  • Unified Championship Wrestling
    • UCW Heavyweight Championship (1 time)[25]
  • Universal Superstars of America
  • Rio Grande Valley Sports Hall of Fame
    • Class of 2007
  • Other titles
    • CWA Heavyweight Championship (1 time)
    • GWA Heavyweight Championship (1 time)
    • USA Heavyweight Championship (1 time)
    • UWS Tag Team Championship (1 time)
    • IWF Tag Team Championship - with Biggie Biggs (1 time)

References[edit]

  1. ^ a b c d e f g h i j k l m "Tito Santana Profile". Online World Of Wrestling. Retrieved 2010-06-04. 
  2. ^ a b c d e f g h Santana, Tito (2008). Tito Santana's Tales From the Ring. Sports Publishing LLC. ISBN 978-1-59670-325-4. 
  3. ^ a b "Tito Santana Hall of Fame profile". WWE. Retrieved 2011-03-31. 
  4. ^ Beaston, Erik. "Full Career Retrospective for Tito Santana". Bleacher Report. Retrieved 2016-02-13. 
  5. ^ "TheBurningHammer.com • View topic - Tito Santana's time to heel?". www.theburninghammer.com. Retrieved 2016-02-13. 
  6. ^ http://radio.thescore.com/episodes/tito-santana-interview-mar-14-2011
  7. ^ http://www.thehistoryofwwe.com/superstars87.htm
  8. ^ http://www.thehistoryofwwe.com/89.htm WWF Results: 1989 - WWF @ Hartford, CT - Civic Center - June 22, 1989 WWF Tag Team Champions Demolition (sub. for Shawn Michaels & Marty Jannetty) & Tito Santana defeated Rick Martel, Jacques, & Raymond Rougeau
  9. ^ Inside Wrestling, Oct 1991 article "Tito Santana's violent vendetta against Tony Atlas", and Pro Wrestling Illustrated, 1991.
  10. ^ http://radio.thescore.com/episodes/tito-santana-interview-mar-14-2011
  11. ^ IWCCW match results, http://www.cagematch.net
  12. ^ Inside Wrestling, Pro Wrestling Illustrated, Wrestle America.
  13. ^ "Past results". Chikara. Retrieved 2012-09-14. 
  14. ^ Namako, Jason (2012-09-15). "9/14 Chikara "King of Trios: Night 1" Results: Easton, PA". WrestleView. Retrieved 2012-09-15. 
  15. ^ "Former Hall of Fame Pro Wrestler". 2008-11-01. Retrieved 2008-11-03. 
  16. ^ "Santana relishes relaxed schedule". 1998-07-20. Retrieved 2008-06-09. 
  17. ^ "More on the Upcoming Autobiography of Tito Santana". WrestlingEpicenter. 2008-06-09. Retrieved 2008-06-09. 
  18. ^ Indy Reporter (February 2, 2007). "INDY NEWS: Stevie Richards & Tito Santana Clinics @ IWF Wrestling School". Impact Wrestling.

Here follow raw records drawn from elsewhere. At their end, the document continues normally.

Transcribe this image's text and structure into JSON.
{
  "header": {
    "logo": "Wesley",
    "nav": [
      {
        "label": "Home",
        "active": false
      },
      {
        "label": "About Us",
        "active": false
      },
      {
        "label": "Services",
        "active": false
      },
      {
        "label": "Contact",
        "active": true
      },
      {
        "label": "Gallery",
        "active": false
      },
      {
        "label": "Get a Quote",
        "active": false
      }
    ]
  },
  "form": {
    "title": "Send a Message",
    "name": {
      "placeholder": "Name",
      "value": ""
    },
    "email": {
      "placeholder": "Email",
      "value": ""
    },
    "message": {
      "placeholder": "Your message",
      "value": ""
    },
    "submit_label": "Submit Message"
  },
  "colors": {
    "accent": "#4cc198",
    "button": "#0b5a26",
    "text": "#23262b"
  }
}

Retrieved 2009-02-26. 
  19. ^ Winerip, Michael (2009-02-21). "Generation B: The Ram vs. Tito Santana". The New York Times. Retrieved 2009-08-12. 

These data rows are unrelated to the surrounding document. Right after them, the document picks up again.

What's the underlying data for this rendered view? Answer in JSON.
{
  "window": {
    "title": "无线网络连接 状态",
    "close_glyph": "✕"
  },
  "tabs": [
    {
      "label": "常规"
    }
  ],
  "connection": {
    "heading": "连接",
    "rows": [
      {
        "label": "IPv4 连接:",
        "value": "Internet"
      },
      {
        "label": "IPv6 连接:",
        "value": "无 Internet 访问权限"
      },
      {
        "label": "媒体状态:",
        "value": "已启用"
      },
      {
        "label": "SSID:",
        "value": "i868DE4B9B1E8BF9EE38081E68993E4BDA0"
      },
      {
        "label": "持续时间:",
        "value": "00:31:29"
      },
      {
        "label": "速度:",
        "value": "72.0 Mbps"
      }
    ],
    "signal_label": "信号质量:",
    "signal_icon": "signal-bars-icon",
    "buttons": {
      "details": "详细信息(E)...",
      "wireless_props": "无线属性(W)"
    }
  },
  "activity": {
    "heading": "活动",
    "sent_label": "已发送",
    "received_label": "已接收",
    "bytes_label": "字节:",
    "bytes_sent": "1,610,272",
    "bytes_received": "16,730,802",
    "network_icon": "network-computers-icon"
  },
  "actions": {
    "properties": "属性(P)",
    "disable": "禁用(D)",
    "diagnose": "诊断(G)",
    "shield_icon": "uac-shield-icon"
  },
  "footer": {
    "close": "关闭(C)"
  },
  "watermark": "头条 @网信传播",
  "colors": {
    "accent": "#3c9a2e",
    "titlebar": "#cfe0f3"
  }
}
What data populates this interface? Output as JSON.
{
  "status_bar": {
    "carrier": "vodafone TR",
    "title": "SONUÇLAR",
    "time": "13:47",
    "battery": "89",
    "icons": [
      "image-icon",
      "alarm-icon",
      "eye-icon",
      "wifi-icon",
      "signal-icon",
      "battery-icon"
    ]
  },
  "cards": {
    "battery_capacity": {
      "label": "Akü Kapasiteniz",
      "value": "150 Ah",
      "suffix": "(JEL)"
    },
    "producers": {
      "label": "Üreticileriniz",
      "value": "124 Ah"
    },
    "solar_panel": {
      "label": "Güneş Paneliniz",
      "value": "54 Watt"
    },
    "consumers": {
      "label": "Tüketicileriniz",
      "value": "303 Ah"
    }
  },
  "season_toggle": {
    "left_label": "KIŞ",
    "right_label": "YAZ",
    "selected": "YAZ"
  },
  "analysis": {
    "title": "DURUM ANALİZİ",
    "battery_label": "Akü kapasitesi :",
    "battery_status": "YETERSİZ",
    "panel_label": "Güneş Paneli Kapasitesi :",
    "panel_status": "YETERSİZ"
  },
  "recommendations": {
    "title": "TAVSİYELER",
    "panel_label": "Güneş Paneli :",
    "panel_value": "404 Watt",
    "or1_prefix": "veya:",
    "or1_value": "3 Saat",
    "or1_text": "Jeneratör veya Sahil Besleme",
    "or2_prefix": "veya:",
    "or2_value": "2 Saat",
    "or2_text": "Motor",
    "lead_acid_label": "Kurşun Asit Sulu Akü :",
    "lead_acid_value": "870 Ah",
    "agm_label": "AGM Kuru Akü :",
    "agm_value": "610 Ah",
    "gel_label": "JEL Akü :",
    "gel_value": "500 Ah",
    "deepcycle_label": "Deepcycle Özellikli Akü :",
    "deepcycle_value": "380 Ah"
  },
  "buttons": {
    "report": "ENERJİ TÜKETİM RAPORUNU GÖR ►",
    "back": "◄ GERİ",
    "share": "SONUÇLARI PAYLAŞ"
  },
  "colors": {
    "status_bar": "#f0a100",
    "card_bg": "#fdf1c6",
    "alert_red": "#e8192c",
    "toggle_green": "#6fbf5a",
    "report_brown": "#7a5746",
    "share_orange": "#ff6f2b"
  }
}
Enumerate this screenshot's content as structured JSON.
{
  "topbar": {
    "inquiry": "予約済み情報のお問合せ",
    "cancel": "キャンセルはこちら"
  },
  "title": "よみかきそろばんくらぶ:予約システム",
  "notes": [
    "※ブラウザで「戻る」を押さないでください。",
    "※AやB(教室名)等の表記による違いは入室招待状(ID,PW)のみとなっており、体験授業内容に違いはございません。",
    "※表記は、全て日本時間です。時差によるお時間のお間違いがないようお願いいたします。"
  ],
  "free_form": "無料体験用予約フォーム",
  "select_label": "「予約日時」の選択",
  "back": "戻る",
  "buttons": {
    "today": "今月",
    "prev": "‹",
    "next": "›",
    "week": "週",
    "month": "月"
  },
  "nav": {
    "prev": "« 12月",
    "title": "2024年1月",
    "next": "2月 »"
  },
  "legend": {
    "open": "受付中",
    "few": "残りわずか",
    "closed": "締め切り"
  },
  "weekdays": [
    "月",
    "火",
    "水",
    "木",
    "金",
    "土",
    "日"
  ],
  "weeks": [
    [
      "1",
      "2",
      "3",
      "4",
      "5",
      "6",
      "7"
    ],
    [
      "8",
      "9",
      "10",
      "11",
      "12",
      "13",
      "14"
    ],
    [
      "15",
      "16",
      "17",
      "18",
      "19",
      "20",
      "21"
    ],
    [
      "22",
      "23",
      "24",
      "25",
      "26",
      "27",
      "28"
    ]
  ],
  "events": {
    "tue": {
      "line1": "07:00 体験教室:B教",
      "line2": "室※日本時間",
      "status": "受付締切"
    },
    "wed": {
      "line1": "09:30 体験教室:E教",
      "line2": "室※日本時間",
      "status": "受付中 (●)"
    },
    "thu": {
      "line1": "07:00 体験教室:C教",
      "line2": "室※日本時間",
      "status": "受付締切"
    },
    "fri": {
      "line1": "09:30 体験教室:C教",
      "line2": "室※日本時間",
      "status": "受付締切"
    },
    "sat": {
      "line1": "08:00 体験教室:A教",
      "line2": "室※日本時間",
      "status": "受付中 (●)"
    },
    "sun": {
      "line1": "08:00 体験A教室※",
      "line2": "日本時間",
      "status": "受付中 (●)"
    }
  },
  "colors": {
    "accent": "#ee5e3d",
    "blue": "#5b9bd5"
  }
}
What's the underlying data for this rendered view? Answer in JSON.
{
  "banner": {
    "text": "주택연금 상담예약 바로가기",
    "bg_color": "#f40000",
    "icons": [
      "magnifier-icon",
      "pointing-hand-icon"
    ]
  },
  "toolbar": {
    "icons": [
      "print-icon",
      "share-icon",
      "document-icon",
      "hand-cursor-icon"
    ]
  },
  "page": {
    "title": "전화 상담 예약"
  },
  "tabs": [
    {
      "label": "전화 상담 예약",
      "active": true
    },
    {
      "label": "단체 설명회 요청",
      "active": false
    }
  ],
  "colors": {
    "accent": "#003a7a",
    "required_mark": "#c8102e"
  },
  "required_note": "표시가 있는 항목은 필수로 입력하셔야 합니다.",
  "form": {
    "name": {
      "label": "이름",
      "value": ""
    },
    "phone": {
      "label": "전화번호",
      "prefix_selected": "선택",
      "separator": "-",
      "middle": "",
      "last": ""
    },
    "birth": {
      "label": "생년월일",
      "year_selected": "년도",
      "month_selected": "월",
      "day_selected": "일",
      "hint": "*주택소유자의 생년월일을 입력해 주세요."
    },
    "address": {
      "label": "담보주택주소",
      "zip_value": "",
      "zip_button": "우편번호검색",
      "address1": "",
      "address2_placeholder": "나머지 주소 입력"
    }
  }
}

  20. ^ "Tito Santana Profile". CageMatch. Retrieved 2011-08-04. 
  21. ^ "The Name on the Marquee: The History of the Intercontinental Championship #9". 411Mania. Retrieved 2010-06-28. 
  22. ^ "The Wrestling Review Experience: Best Of Randy Savage 1985-1986". 411Mania. Retrieved 2010-06-28. 

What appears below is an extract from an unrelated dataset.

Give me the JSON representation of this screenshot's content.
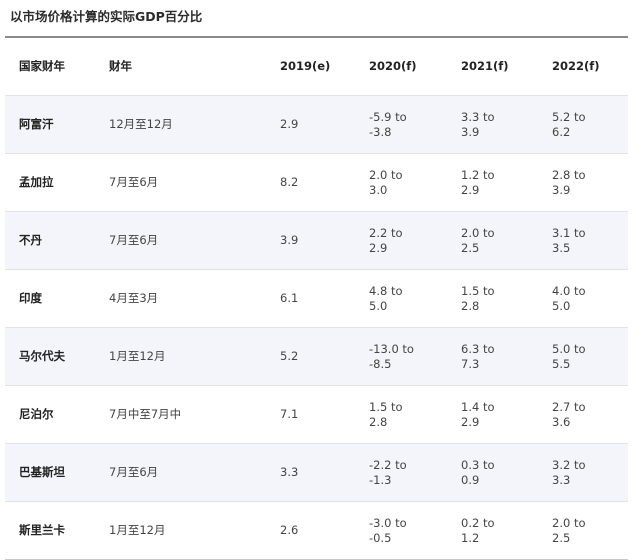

  23. ^ "Dark Pegasus Video Review: The History of the Intercontinental Championship (Disc One)". 411Mania. Retrieved 2010-06-28. 
  24. ^ "PDRwrestling Review: The Wrestling Classic". 411Mania. Retrieved 2010-06-28. 
  25. ^ a b c d Royal Duncan & Gary Will (2000). Wrestling Title Histories (4th ed.). Archeus Communications. ISBN 0-9698161-5-4. 
  26. ^ Meltzer, Dave (2012-12-10). "Mon. update: Major Spike announcement tomorrow, Aces & 8s identity, TNA injury updates, Hall of Fame inductions announced, WWE two PPVs this weekend, Jericho schedule, Amateur wrestling hits MSG first time ever". Wrestling Observer Newsletter. Retrieved 2012-12-10. 

External links[edit]